Required work:
Where does the string "sedan" appear in the material? Copy each line that holds it.

########################################

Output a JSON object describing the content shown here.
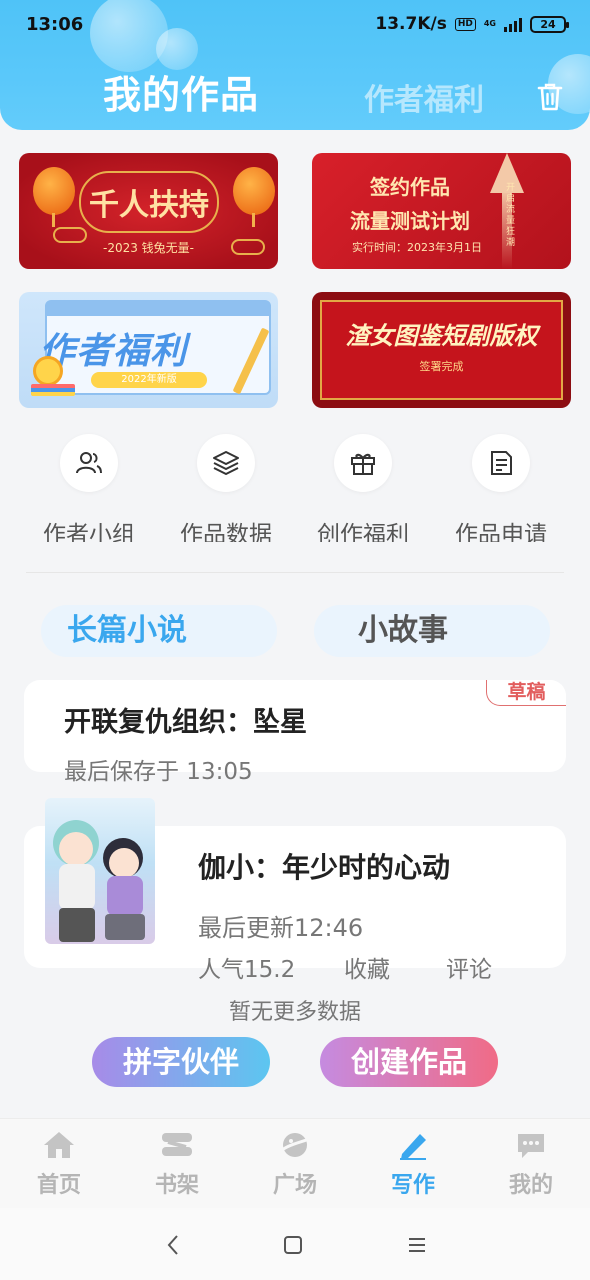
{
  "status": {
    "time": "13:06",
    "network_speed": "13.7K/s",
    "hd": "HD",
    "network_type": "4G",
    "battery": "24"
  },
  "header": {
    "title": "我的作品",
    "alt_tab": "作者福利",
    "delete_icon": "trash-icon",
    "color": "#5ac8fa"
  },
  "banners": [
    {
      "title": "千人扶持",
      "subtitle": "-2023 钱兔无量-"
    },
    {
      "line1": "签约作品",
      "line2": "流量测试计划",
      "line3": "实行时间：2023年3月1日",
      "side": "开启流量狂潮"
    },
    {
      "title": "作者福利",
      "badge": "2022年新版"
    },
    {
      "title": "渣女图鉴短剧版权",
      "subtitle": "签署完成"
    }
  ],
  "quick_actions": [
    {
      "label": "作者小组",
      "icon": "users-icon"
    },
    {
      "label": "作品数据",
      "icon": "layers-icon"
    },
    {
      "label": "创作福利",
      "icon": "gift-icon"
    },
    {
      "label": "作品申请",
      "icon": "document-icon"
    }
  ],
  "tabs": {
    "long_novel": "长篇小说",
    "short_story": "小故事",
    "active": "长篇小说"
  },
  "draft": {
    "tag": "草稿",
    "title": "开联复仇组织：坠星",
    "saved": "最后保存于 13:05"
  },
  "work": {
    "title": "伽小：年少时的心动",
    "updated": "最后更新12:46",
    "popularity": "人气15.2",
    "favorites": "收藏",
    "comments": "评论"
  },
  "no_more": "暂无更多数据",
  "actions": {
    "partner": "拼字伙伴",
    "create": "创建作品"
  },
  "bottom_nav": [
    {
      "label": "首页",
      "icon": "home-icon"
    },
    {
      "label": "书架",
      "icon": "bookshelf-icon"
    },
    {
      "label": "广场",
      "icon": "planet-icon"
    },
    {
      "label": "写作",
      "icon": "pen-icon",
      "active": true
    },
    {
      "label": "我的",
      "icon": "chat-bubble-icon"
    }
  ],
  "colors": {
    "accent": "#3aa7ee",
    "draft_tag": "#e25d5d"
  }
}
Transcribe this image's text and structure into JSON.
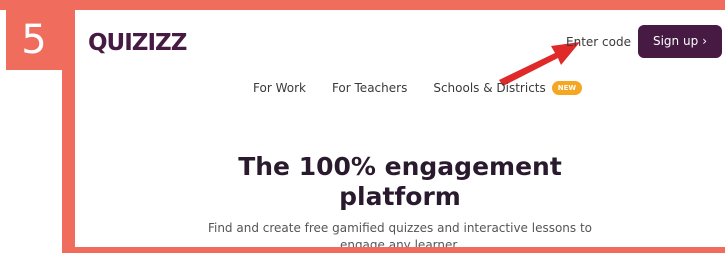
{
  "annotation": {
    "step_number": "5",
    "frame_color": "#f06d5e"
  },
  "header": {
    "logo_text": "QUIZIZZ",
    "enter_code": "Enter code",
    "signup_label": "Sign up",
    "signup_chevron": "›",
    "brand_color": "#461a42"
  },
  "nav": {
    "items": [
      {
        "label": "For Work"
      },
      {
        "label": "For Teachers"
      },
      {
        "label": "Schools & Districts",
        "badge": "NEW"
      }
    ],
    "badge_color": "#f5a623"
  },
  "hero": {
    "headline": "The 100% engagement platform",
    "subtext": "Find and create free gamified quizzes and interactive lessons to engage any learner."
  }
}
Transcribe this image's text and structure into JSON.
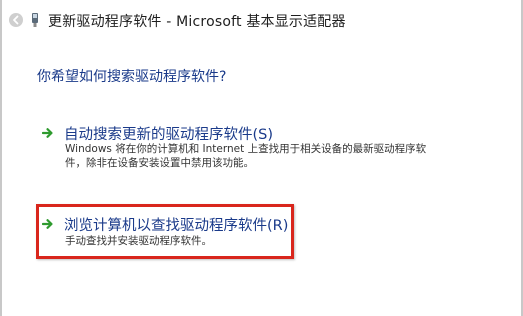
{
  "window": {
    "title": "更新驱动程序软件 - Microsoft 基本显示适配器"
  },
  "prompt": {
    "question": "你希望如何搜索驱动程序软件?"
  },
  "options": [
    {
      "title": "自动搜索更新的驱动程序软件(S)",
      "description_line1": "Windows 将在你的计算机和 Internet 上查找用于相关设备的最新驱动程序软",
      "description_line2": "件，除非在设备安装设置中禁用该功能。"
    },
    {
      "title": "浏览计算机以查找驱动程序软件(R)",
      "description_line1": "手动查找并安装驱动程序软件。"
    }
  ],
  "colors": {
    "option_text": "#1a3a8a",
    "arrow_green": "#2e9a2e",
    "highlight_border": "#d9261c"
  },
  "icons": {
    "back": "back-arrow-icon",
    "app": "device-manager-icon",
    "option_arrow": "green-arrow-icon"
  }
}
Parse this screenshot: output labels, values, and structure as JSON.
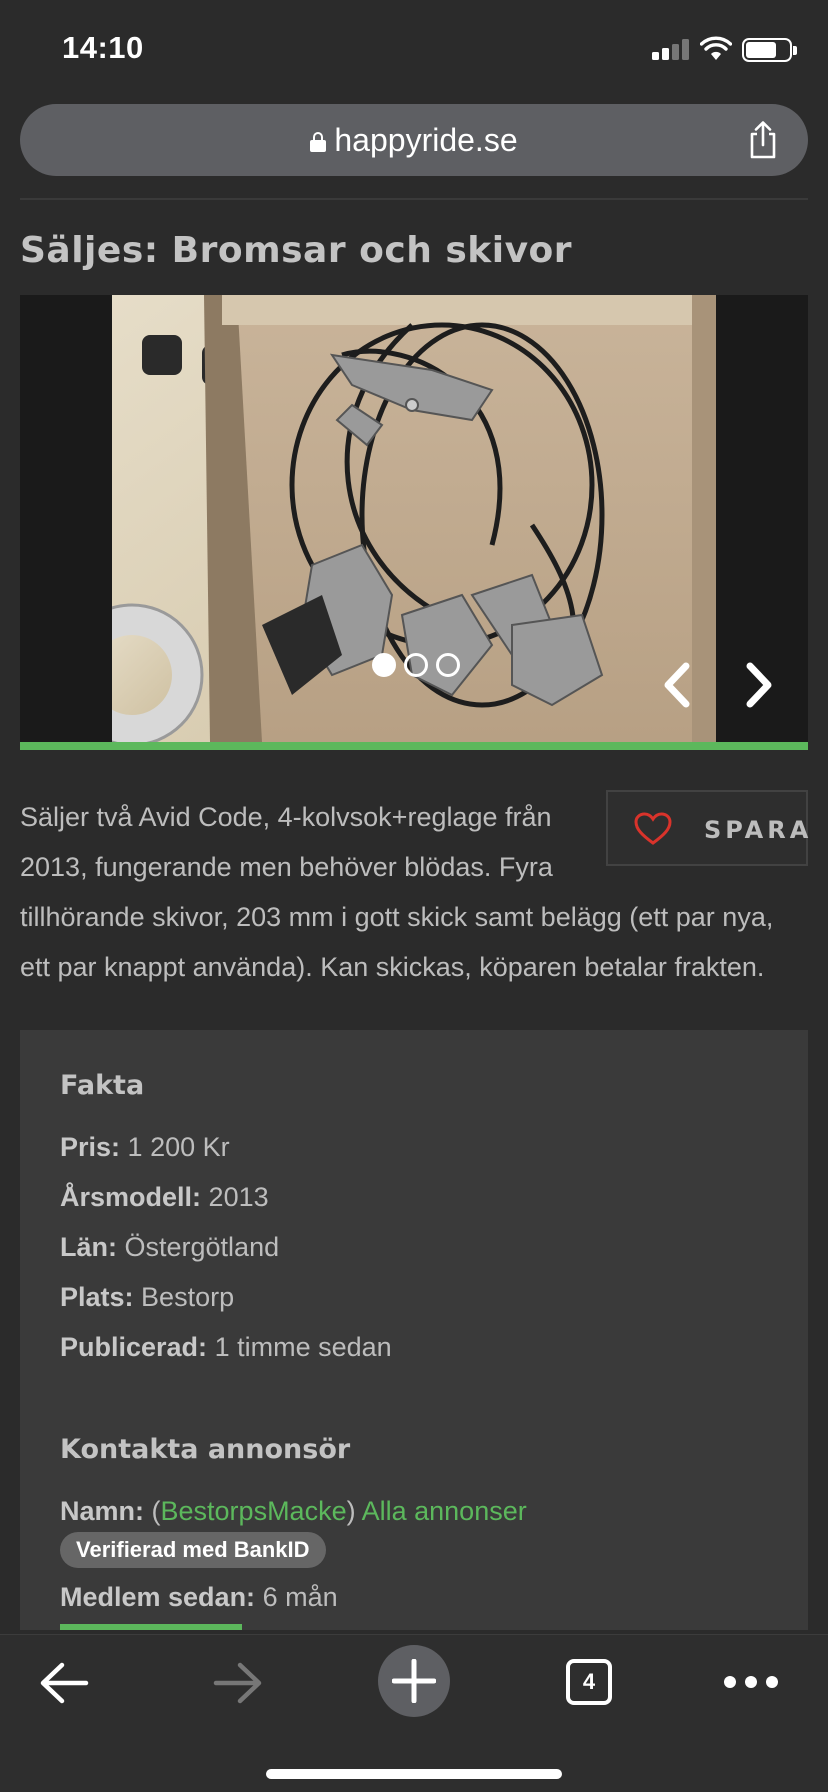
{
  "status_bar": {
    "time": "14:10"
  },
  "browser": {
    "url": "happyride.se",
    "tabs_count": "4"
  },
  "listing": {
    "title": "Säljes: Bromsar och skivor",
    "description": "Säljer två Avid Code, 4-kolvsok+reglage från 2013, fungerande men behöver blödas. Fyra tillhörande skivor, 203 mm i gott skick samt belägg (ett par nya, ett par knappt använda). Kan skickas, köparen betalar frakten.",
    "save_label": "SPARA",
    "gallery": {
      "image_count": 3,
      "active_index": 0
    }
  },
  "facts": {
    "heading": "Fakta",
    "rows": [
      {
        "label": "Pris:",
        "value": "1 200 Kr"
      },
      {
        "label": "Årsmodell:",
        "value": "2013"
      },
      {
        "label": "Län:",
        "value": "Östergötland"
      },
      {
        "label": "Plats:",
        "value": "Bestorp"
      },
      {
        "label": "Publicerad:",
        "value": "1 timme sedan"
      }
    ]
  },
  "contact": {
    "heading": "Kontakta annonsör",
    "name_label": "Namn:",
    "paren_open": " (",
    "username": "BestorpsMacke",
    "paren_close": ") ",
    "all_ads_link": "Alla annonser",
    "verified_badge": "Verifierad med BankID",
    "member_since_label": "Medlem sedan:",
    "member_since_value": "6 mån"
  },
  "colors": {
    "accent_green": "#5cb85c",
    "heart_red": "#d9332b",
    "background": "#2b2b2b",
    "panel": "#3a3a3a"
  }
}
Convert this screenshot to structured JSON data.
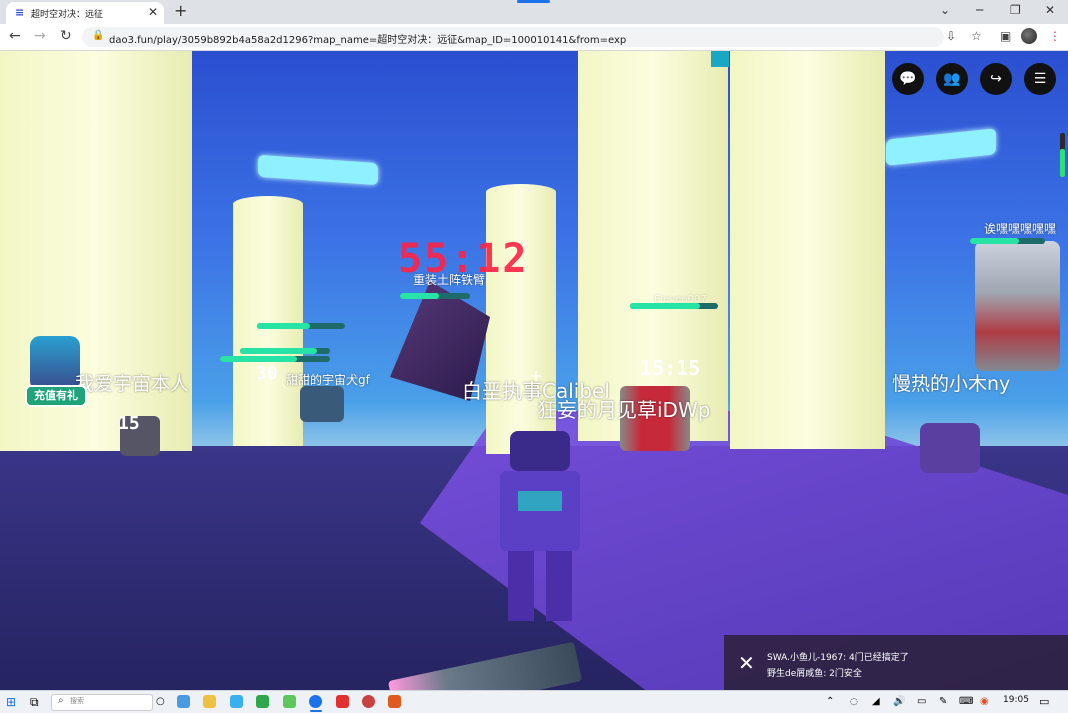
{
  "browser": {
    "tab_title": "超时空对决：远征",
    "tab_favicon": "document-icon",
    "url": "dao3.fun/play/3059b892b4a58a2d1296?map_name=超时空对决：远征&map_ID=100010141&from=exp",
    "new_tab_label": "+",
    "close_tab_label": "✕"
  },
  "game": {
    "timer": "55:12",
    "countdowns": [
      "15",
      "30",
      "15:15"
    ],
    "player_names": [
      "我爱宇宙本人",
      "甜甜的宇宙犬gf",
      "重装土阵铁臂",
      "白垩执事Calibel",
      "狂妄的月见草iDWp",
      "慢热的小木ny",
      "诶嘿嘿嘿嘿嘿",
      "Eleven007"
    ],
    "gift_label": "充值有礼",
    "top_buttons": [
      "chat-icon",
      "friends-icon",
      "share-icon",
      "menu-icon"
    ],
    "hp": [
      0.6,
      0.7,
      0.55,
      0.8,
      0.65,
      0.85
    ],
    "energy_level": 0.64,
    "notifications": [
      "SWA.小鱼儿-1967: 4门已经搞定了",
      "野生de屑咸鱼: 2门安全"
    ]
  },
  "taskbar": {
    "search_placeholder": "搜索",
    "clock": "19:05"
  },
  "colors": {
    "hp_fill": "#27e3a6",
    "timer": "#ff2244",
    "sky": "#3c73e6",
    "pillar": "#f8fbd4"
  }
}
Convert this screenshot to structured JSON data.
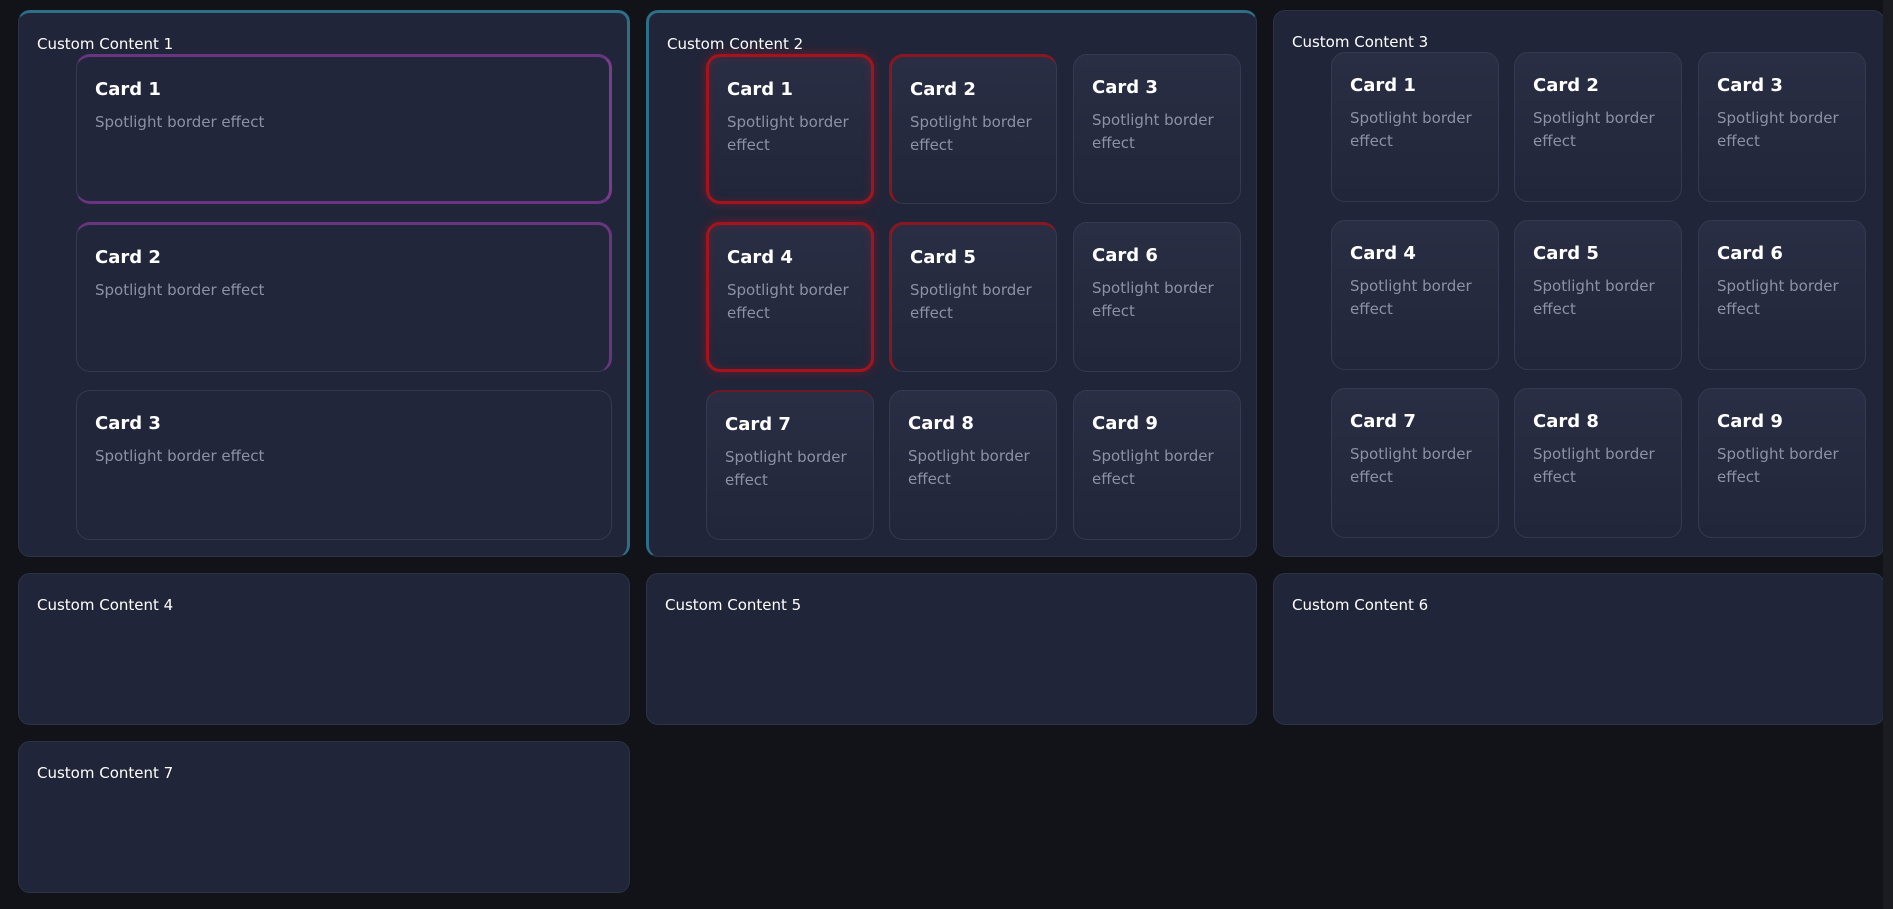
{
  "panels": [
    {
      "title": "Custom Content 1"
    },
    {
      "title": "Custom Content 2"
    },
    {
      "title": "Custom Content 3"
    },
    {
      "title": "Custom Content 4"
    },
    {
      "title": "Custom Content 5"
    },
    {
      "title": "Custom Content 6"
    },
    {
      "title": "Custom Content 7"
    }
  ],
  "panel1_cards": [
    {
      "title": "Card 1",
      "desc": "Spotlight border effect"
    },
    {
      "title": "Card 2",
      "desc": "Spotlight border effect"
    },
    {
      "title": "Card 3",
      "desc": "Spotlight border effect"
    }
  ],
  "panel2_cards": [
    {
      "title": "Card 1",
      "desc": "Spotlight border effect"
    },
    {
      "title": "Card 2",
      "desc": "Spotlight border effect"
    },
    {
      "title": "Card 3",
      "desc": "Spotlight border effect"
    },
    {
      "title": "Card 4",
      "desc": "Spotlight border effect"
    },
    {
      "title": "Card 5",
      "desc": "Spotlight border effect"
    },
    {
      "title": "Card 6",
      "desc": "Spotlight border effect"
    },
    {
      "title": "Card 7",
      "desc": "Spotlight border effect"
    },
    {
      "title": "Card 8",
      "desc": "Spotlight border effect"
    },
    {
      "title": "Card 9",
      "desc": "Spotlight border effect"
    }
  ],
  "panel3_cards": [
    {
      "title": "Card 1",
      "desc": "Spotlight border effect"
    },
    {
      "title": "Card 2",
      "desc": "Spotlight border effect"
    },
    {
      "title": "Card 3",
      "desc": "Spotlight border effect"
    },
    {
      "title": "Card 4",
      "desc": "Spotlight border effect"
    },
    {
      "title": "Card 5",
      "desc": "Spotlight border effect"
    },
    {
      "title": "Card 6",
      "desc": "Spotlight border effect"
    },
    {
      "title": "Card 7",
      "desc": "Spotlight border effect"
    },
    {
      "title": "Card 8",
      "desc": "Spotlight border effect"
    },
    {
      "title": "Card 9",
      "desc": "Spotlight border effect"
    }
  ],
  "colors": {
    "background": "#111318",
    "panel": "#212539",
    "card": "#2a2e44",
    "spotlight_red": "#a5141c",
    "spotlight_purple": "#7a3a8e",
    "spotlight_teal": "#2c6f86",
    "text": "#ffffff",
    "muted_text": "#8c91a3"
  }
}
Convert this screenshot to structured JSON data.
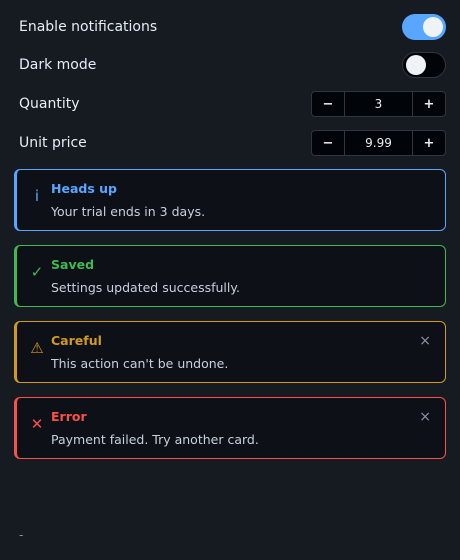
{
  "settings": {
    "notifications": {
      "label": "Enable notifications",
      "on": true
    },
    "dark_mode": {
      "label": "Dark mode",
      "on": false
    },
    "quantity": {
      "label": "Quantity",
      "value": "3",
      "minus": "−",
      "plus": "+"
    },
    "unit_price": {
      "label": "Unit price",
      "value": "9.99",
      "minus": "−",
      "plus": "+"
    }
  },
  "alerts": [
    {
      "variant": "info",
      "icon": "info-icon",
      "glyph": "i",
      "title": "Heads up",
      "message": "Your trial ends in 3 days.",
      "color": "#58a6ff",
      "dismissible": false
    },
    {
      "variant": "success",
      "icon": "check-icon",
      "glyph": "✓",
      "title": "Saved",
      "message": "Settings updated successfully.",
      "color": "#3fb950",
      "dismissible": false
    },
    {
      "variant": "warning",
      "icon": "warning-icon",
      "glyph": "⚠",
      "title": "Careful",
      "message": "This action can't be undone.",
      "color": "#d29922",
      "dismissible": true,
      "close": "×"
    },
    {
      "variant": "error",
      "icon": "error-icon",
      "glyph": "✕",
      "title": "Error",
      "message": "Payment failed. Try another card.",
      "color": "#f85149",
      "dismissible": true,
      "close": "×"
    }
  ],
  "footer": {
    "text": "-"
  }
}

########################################

Problem solution:
        "value": "1 timme sedan"
    "member_since_label": "Medlem sedan:",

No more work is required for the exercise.